Sizzling Skillets & Other One Pot Wonders, by Emeril Lagasse
1 1/2 ounces spiced rum
1 ounce pear juice or nectar
3/4 ounce fresh lime juice
3/4 ounce Simple Syrup
Clove nutmeg- preferable fresh grated
Kevin and I were in Las Vegas earlier this year and spent quite a bit of time lounging around Lagasse Stadium, Emeril's sports bar in the Venetian. I am not a gambler and do not part easily with my money, but I do love a good horse race. I had not yet placed a single bet during our trip (really!), but the moment I saw "Kalahari Queen" among the list of horses, I had to dip into the cash stash-- and bolted down the stairs to the window. Got the bet in just under the wire... and The Queen didn't let us down. My one and only bet in Vegas was a winner. Needless to say, I picked up the tab. Ever since, I have wanted to develop a cocktail called the Kalahari Queen. This has not officially come to fruition, but some semblance of a recipe has been formed... (Where is Our Lady of Libations, Chris Delhavi, when I need her?)
In cocktail shaker filled with ice, add rum, pear juice, lime juice, and simple syrup. Shake vigorously for about 6 seconds, then strain into cocktail glass. Top with a dash of bitters and a few gratings (or dash) nutmeg
When perusing Sizzling Skillets & Other One-Pot Wonders, I envisioned the Kalahari Queen pairing well with Emeril's Butternut Squash and Chick Pea Tagine because of it's warm North African flavors. This was the second recipe collaborated upon with Catherine Murray of Photo Kitchen, and all the lovely pictures once again come from her. I chose this recipe both because it (and she) is vegetarian and because I wanted to see how she brings all the orangey-golden colors to life in the clay tagine. Check out Catherine's blog (Freshly Baked by Photo Kitchen) to see more mouthwatering shots of this recipe.
Unlike traditional North African tagine stews (which often consist of meat and vegetables) this recipe called for butternut squash, carrots, onions, peppers (which I forgot) and of course, chick peas. The combination of aromatic spices and a touch of saffron made this a most fragrant dish. It just occurred to me that I never thought to use saffron in tagine recipes, but am now a fan! (Thanks to Ariana for the giant load of Spanish saffron direct from Bhutan). Another interesting twist was the addition of dried fruits, which one might expect in Moroccan cuisine, but this combined with the spice & herbs created a truly unique flavor profile.

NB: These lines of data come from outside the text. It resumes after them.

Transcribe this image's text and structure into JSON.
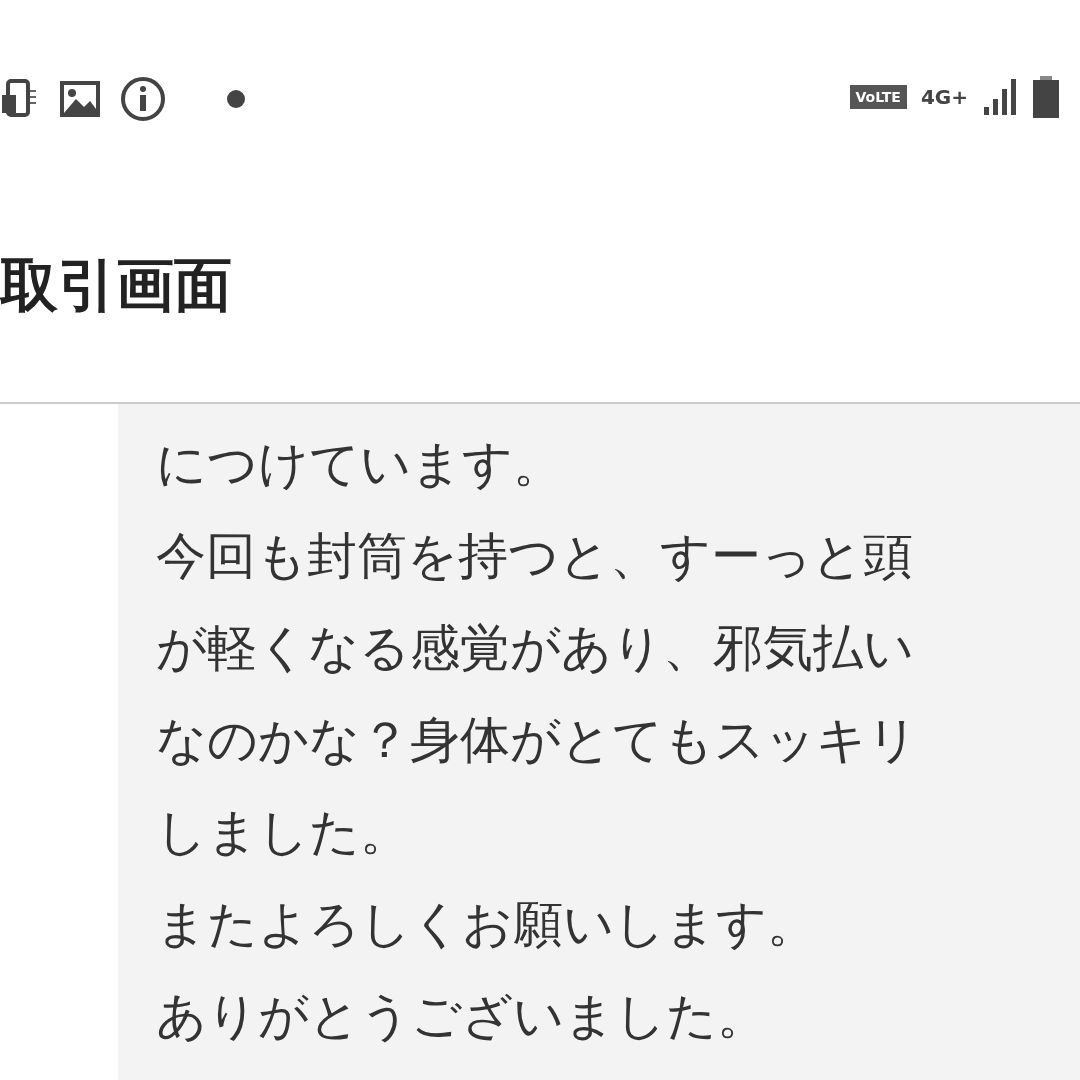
{
  "status_bar": {
    "volte": "VoLTE",
    "network": "4G+"
  },
  "header": {
    "title": "取引画面"
  },
  "message": {
    "lines": [
      "につけています。",
      "今回も封筒を持つと、すーっと頭",
      "が軽くなる感覚があり、邪気払い",
      "なのかな？身体がとてもスッキリ",
      "しました。",
      "またよろしくお願いします。",
      "ありがとうございました。"
    ]
  }
}
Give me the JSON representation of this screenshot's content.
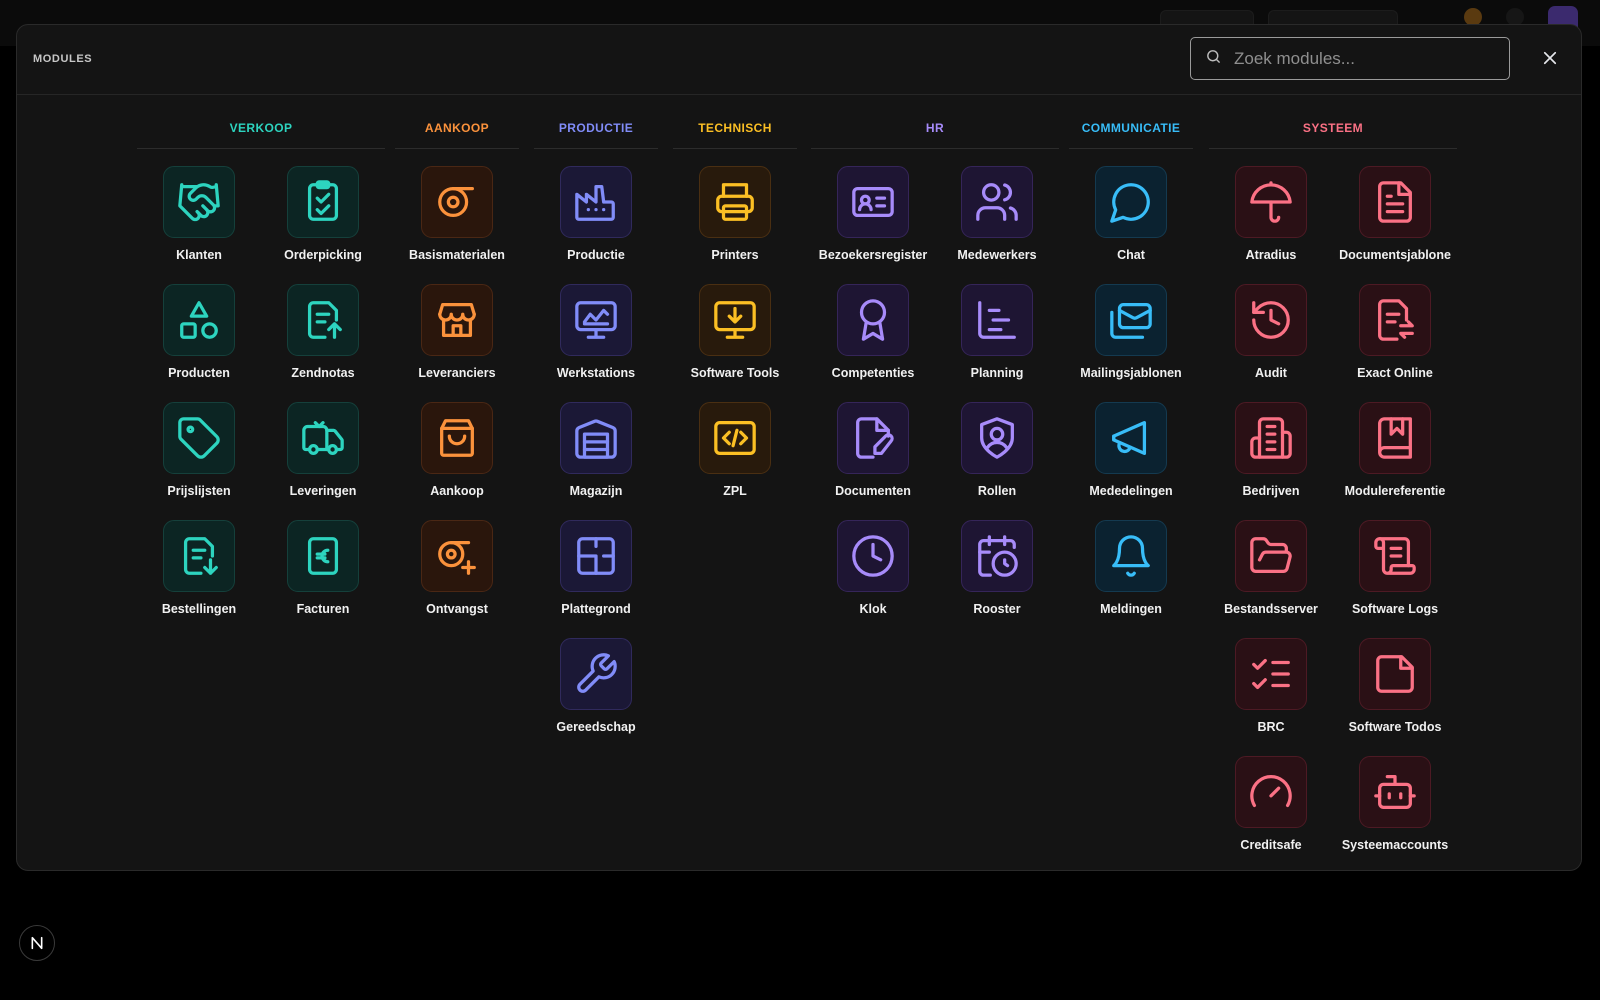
{
  "panel": {
    "title": "MODULES"
  },
  "search": {
    "placeholder": "Zoek modules..."
  },
  "colors": {
    "verkoop": "#2dd4bf",
    "aankoop": "#fb923c",
    "productie": "#818cf8",
    "technisch": "#fbbf24",
    "hr": "#a78bfa",
    "communicatie": "#38bdf8",
    "systeem": "#fb7185"
  },
  "groups": {
    "verkoop": {
      "title": "VERKOOP",
      "modules": [
        {
          "label": "Klanten",
          "icon": "handshake-icon"
        },
        {
          "label": "Orderpicking",
          "icon": "clipboard-check-icon"
        },
        {
          "label": "Producten",
          "icon": "shapes-icon"
        },
        {
          "label": "Zendnotas",
          "icon": "file-upload-icon"
        },
        {
          "label": "Prijslijsten",
          "icon": "tags-icon"
        },
        {
          "label": "Leveringen",
          "icon": "delivery-truck-icon"
        },
        {
          "label": "Bestellingen",
          "icon": "file-download-icon"
        },
        {
          "label": "Facturen",
          "icon": "euro-receipt-icon"
        }
      ]
    },
    "aankoop": {
      "title": "AANKOOP",
      "modules": [
        {
          "label": "Basismaterialen",
          "icon": "material-roll-icon"
        },
        {
          "label": "Leveranciers",
          "icon": "store-icon"
        },
        {
          "label": "Aankoop",
          "icon": "shopping-bag-icon"
        },
        {
          "label": "Ontvangst",
          "icon": "roll-plus-icon"
        }
      ]
    },
    "productie": {
      "title": "PRODUCTIE",
      "modules": [
        {
          "label": "Productie",
          "icon": "factory-icon"
        },
        {
          "label": "Werkstations",
          "icon": "monitor-chart-icon"
        },
        {
          "label": "Magazijn",
          "icon": "warehouse-icon"
        },
        {
          "label": "Plattegrond",
          "icon": "floorplan-icon"
        },
        {
          "label": "Gereedschap",
          "icon": "wrench-icon"
        }
      ]
    },
    "technisch": {
      "title": "TECHNISCH",
      "modules": [
        {
          "label": "Printers",
          "icon": "printer-icon"
        },
        {
          "label": "Software Tools",
          "icon": "monitor-download-icon"
        },
        {
          "label": "ZPL",
          "icon": "code-icon"
        }
      ]
    },
    "hr": {
      "title": "HR",
      "modules": [
        {
          "label": "Bezoekersregister",
          "icon": "id-card-icon"
        },
        {
          "label": "Medewerkers",
          "icon": "users-icon"
        },
        {
          "label": "Competenties",
          "icon": "award-icon"
        },
        {
          "label": "Planning",
          "icon": "gantt-chart-icon"
        },
        {
          "label": "Documenten",
          "icon": "file-edit-icon"
        },
        {
          "label": "Rollen",
          "icon": "shield-user-icon"
        },
        {
          "label": "Klok",
          "icon": "clock-icon"
        },
        {
          "label": "Rooster",
          "icon": "calendar-clock-icon"
        }
      ]
    },
    "communicatie": {
      "title": "COMMUNICATIE",
      "modules": [
        {
          "label": "Chat",
          "icon": "message-circle-icon"
        },
        {
          "label": "Mailingsjablonen",
          "icon": "mails-icon"
        },
        {
          "label": "Mededelingen",
          "icon": "megaphone-icon"
        },
        {
          "label": "Meldingen",
          "icon": "bell-icon"
        }
      ]
    },
    "systeem": {
      "title": "SYSTEEM",
      "modules": [
        {
          "label": "Atradius",
          "icon": "umbrella-icon"
        },
        {
          "label": "Documentsjablone",
          "icon": "file-text-icon"
        },
        {
          "label": "Audit",
          "icon": "history-icon"
        },
        {
          "label": "Exact Online",
          "icon": "file-swap-icon"
        },
        {
          "label": "Bedrijven",
          "icon": "building-icon"
        },
        {
          "label": "Modulereferentie",
          "icon": "book-marked-icon"
        },
        {
          "label": "Bestandsserver",
          "icon": "folder-open-icon"
        },
        {
          "label": "Software Logs",
          "icon": "scroll-text-icon"
        },
        {
          "label": "BRC",
          "icon": "list-checks-icon"
        },
        {
          "label": "Software Todos",
          "icon": "sticky-note-icon"
        },
        {
          "label": "Creditsafe",
          "icon": "gauge-icon"
        },
        {
          "label": "Systeemaccounts",
          "icon": "bot-icon"
        }
      ]
    }
  },
  "footer": {
    "badge": "N"
  }
}
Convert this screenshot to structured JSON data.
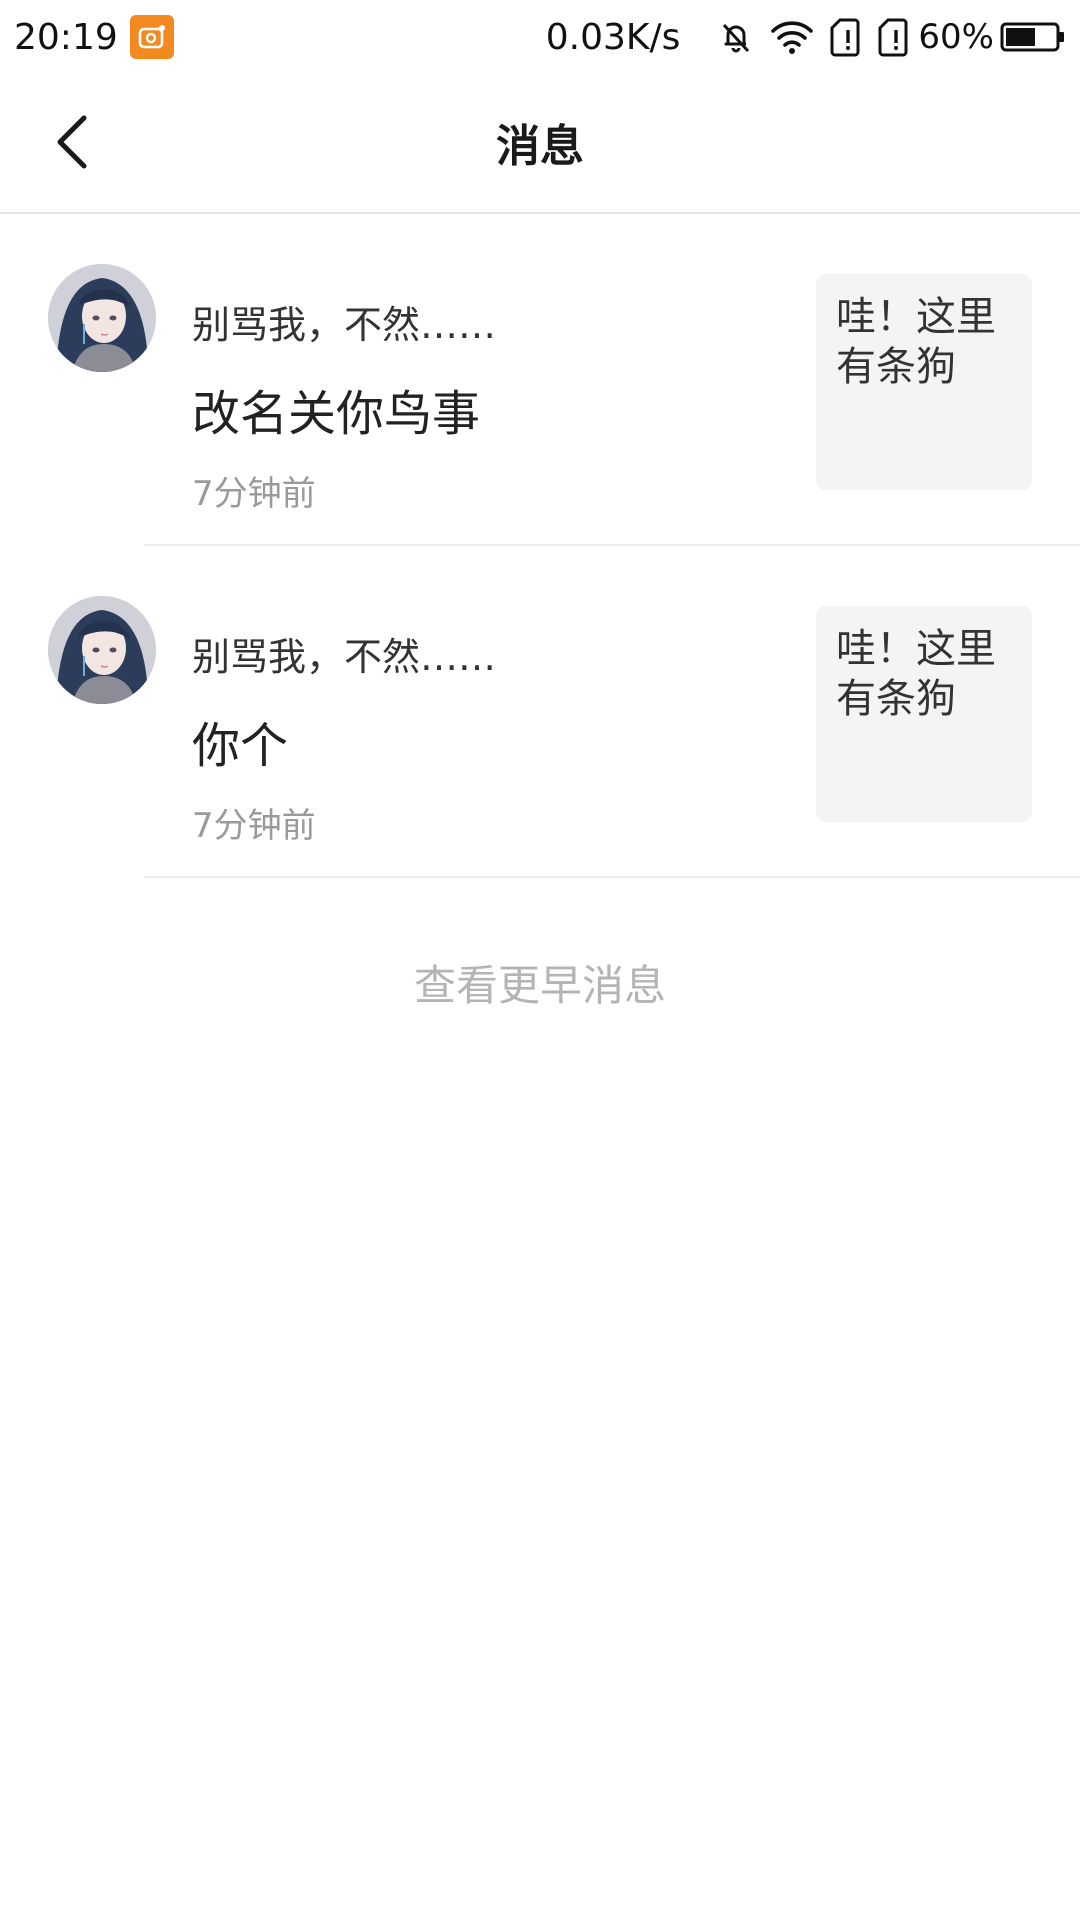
{
  "status_bar": {
    "time": "20:19",
    "network_speed": "0.03K/s",
    "battery": "60%",
    "battery_level": 0.6,
    "icons": [
      "app-notification-icon",
      "bell-muted-icon",
      "wifi-icon",
      "sim-1-icon",
      "sim-2-icon",
      "battery-icon"
    ]
  },
  "header": {
    "title": "消息",
    "back_icon": "chevron-left-icon"
  },
  "messages": [
    {
      "name": "别骂我，不然……",
      "content": "改名关你鸟事",
      "time": "7分钟前",
      "preview": "哇！这里有条狗"
    },
    {
      "name": "别骂我，不然……",
      "content": "你个",
      "time": "7分钟前",
      "preview": "哇！这里有条狗"
    }
  ],
  "more_link": "查看更早消息",
  "colors": {
    "accent_orange": "#f28a1f",
    "divider": "#ececec",
    "preview_bg": "#f4f4f4",
    "muted_text": "#9a9a9a"
  }
}
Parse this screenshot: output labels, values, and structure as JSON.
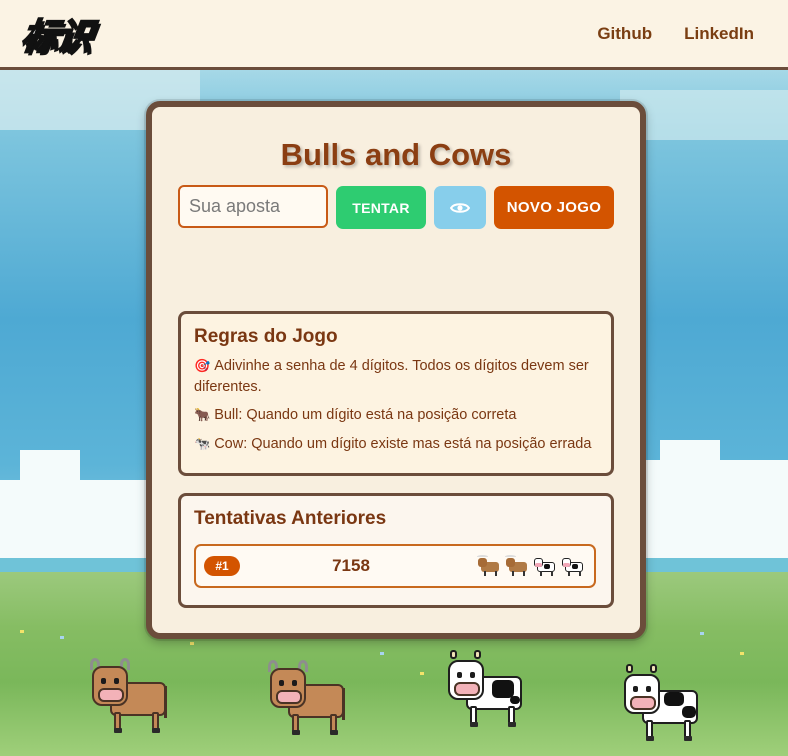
{
  "header": {
    "logo_text": "标识",
    "nav": [
      {
        "label": "Github"
      },
      {
        "label": "LinkedIn"
      }
    ]
  },
  "game": {
    "title": "Bulls and Cows",
    "input_placeholder": "Sua aposta",
    "input_value": "",
    "try_label": "TENTAR",
    "reveal_icon": "eye-icon",
    "new_game_label": "NOVO JOGO"
  },
  "rules": {
    "title": "Regras do Jogo",
    "items": [
      {
        "icon": "🎯",
        "text": "Adivinhe a senha de 4 dígitos. Todos os dígitos devem ser diferentes."
      },
      {
        "icon": "🐂",
        "text": "Bull: Quando um dígito está na posição correta"
      },
      {
        "icon": "🐄",
        "text": "Cow: Quando um dígito existe mas está na posição errada"
      }
    ]
  },
  "history": {
    "title": "Tentativas Anteriores",
    "attempts": [
      {
        "number": "#1",
        "guess": "7158",
        "bulls": 2,
        "cows": 2
      }
    ]
  },
  "colors": {
    "accent_orange": "#d35400",
    "try_green": "#2ecc71",
    "reveal_blue": "#87ceeb",
    "text_brown": "#7a3712",
    "border_brown": "#6b4d3b"
  },
  "scene": {
    "animals": [
      "bull",
      "bull",
      "cow",
      "cow"
    ]
  }
}
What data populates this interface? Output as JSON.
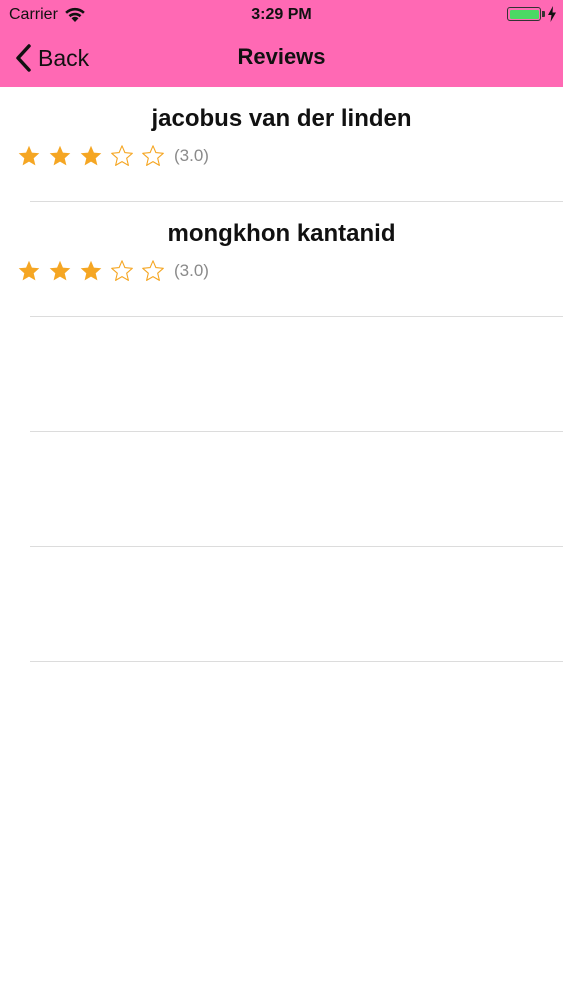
{
  "status_bar": {
    "carrier": "Carrier",
    "time": "3:29 PM",
    "battery_color": "#4cd964"
  },
  "nav": {
    "back_label": "Back",
    "title": "Reviews",
    "background": "#ff69b4"
  },
  "reviews": [
    {
      "name": "jacobus van der linden",
      "stars": 3,
      "max_stars": 5,
      "rating_text": "(3.0)"
    },
    {
      "name": "mongkhon kantanid",
      "stars": 3,
      "max_stars": 5,
      "rating_text": "(3.0)"
    }
  ],
  "empty_rows": 3,
  "star_color": "#f5a623",
  "icons": {
    "wifi": "wifi-icon",
    "battery": "battery-icon",
    "charging": "charging-bolt-icon",
    "back": "chevron-left-icon",
    "star_filled": "star-filled-icon",
    "star_empty": "star-outline-icon"
  }
}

Bummer: golden raisins were nowhere to be found in our grocery store, so we made due with dark raisins, which no doubt lent a different flavor (and look) to the final dish-- but their dark color gave the photos a little more visual interest.
We were giggling that the beautiful squash, when cut in half, looked like a chiminea------->
The butternut squash, of which I am not generally a fan, absorbed the warm flavor of the spices and stock. No one ingredient overpowered another. I highly recommend trying this recipe- even if you are not a fan of b-squash- because there was, by no means, that typical "butternut squash overkill" one finds in soup or risotto (not my fav).
If anything, this was a chick pea heavy recipe, and we were both OK with that! In order to keep this dish purely vegetarian, I replaced the chicken stock with vegetable stock. No complaints! We let the tagine work its magic while Catherine photographed the English Cottage Pie. Once we returned to the kitchen, the fragrant dish was cooked down into a medley of orange deliciousness. When paired with cous cous (which was cooked separately in water) and brightened with a splash of lemon, made an extremely filling dish with a lot of leftovers, shared with Catherine and a few other friends. Next time, I plan to cook the cous cous in vegetable stock (or even directly in the tagine) and will get my hands on golden raisins. Curious as to how that one little omission changed the dish... keep you posted.